*What the exercise asks*
If a line in the data holds "Heading", copy that line out in full.

(Items from an interface collection)
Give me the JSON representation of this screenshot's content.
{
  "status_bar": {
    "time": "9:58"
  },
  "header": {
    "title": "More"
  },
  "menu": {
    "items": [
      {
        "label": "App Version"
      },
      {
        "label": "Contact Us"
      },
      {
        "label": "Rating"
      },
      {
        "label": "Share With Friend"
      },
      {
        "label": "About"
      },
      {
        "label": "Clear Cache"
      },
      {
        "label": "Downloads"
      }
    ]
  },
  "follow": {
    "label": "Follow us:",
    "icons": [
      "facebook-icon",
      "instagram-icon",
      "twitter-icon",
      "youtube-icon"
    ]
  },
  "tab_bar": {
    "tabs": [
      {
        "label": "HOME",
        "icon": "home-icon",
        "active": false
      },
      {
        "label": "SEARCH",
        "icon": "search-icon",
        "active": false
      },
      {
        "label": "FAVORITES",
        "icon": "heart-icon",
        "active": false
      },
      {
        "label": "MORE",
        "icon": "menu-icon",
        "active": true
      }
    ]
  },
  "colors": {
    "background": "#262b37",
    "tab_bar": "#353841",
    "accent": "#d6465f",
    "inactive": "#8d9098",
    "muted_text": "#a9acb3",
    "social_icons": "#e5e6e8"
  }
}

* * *

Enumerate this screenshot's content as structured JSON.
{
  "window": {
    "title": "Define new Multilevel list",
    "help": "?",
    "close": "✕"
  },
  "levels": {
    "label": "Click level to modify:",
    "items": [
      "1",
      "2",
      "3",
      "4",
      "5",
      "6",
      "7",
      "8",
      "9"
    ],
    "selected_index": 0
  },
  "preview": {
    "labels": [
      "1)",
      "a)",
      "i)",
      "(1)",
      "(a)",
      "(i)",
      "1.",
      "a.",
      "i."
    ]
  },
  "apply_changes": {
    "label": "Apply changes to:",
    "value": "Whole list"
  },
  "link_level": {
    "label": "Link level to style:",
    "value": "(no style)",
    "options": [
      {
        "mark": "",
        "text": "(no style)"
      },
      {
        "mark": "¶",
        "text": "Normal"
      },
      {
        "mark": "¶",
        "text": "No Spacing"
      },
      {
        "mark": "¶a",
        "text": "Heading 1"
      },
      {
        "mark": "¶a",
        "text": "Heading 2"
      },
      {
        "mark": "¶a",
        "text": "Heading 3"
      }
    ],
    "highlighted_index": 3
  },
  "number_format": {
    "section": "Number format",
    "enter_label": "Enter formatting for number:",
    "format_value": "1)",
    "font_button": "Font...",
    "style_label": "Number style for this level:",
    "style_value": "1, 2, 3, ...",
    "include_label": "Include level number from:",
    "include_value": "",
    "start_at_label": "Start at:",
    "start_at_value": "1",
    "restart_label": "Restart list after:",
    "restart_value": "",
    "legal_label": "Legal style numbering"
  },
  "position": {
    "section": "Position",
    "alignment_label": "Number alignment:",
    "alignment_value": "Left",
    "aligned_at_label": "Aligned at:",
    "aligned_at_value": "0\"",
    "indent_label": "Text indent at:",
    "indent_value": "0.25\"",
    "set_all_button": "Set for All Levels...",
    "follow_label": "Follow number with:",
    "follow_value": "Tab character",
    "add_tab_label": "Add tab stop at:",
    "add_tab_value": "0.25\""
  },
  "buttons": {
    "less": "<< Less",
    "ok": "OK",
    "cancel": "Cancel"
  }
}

*Response*
        "text": "Heading 1"
        "text": "Heading 2"
        "text": "Heading 3"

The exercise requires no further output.